* Data to process *
#####
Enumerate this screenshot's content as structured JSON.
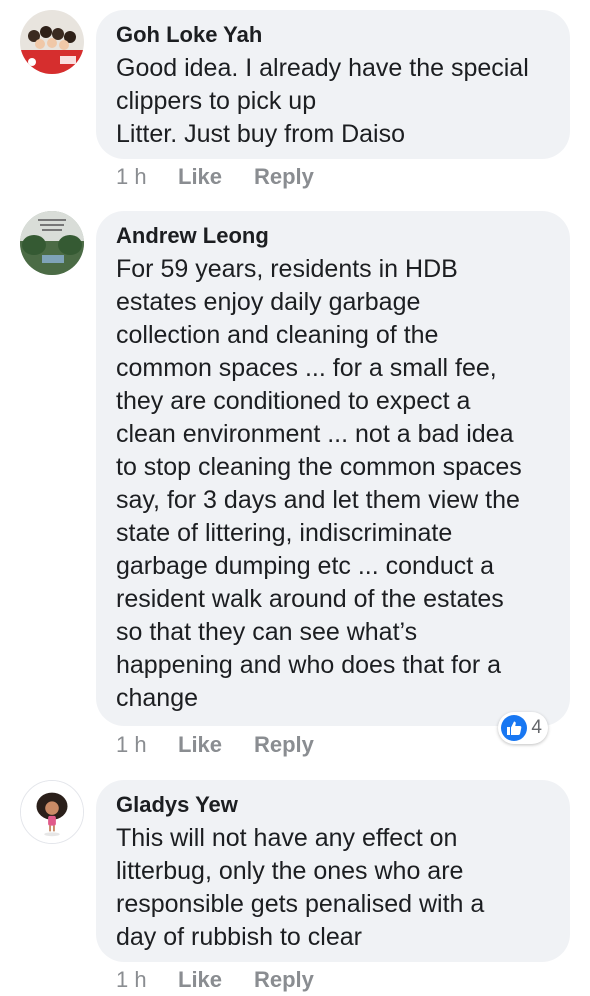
{
  "comments": [
    {
      "author": "Goh Loke Yah",
      "text": "Good idea. I already have the special\nclippers to pick up\nLitter. Just buy from Daiso",
      "time": "1 h",
      "like_label": "Like",
      "reply_label": "Reply",
      "avatar": "group-photo-avatar"
    },
    {
      "author": "Andrew Leong",
      "text": "For 59 years, residents in HDB\nestates enjoy daily garbage\ncollection and cleaning of the\ncommon spaces ... for a small fee,\nthey are conditioned to expect a\nclean environment ... not a bad idea\nto stop cleaning the common spaces\nsay, for 3 days and let them view the\nstate of littering, indiscriminate\ngarbage dumping etc ... conduct a\nresident walk around of the estates\nso that they can see what’s\nhappening and who does that for a\nchange",
      "time": "1 h",
      "like_label": "Like",
      "reply_label": "Reply",
      "reaction_count": "4",
      "avatar": "landscape-avatar"
    },
    {
      "author": "Gladys Yew",
      "text": "This will not have any effect on\nlitterbug, only the ones who are\nresponsible gets penalised with a\nday of rubbish to clear",
      "time": "1 h",
      "like_label": "Like",
      "reply_label": "Reply",
      "avatar": "cartoon-girl-avatar"
    }
  ],
  "colors": {
    "bubble": "#f0f2f5",
    "text": "#1c1e21",
    "meta": "#8a8d91",
    "like_blue": "#1877f2"
  }
}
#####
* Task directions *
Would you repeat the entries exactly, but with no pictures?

* Exercise solution *
Enumerate this screenshot's content as structured JSON.
{
  "comments": [
    {
      "author": "Goh Loke Yah",
      "text": "Good idea. I already have the special\nclippers to pick up\nLitter. Just buy from Daiso",
      "time": "1 h",
      "like_label": "Like",
      "reply_label": "Reply",
      "avatar": "group-photo-avatar"
    },
    {
      "author": "Andrew Leong",
      "text": "For 59 years, residents in HDB\nestates enjoy daily garbage\ncollection and cleaning of the\ncommon spaces ... for a small fee,\nthey are conditioned to expect a\nclean environment ... not a bad idea\nto stop cleaning the common spaces\nsay, for 3 days and let them view the\nstate of littering, indiscriminate\ngarbage dumping etc ... conduct a\nresident walk around of the estates\nso that they can see what’s\nhappening and who does that for a\nchange",
      "time": "1 h",
      "like_label": "Like",
      "reply_label": "Reply",
      "reaction_count": "4",
      "avatar": "landscape-avatar"
    },
    {
      "author": "Gladys Yew",
      "text": "This will not have any effect on\nlitterbug, only the ones who are\nresponsible gets penalised with a\nday of rubbish to clear",
      "time": "1 h",
      "like_label": "Like",
      "reply_label": "Reply",
      "avatar": "cartoon-girl-avatar"
    }
  ],
  "colors": {
    "bubble": "#f0f2f5",
    "text": "#1c1e21",
    "meta": "#8a8d91",
    "like_blue": "#1877f2"
  }
}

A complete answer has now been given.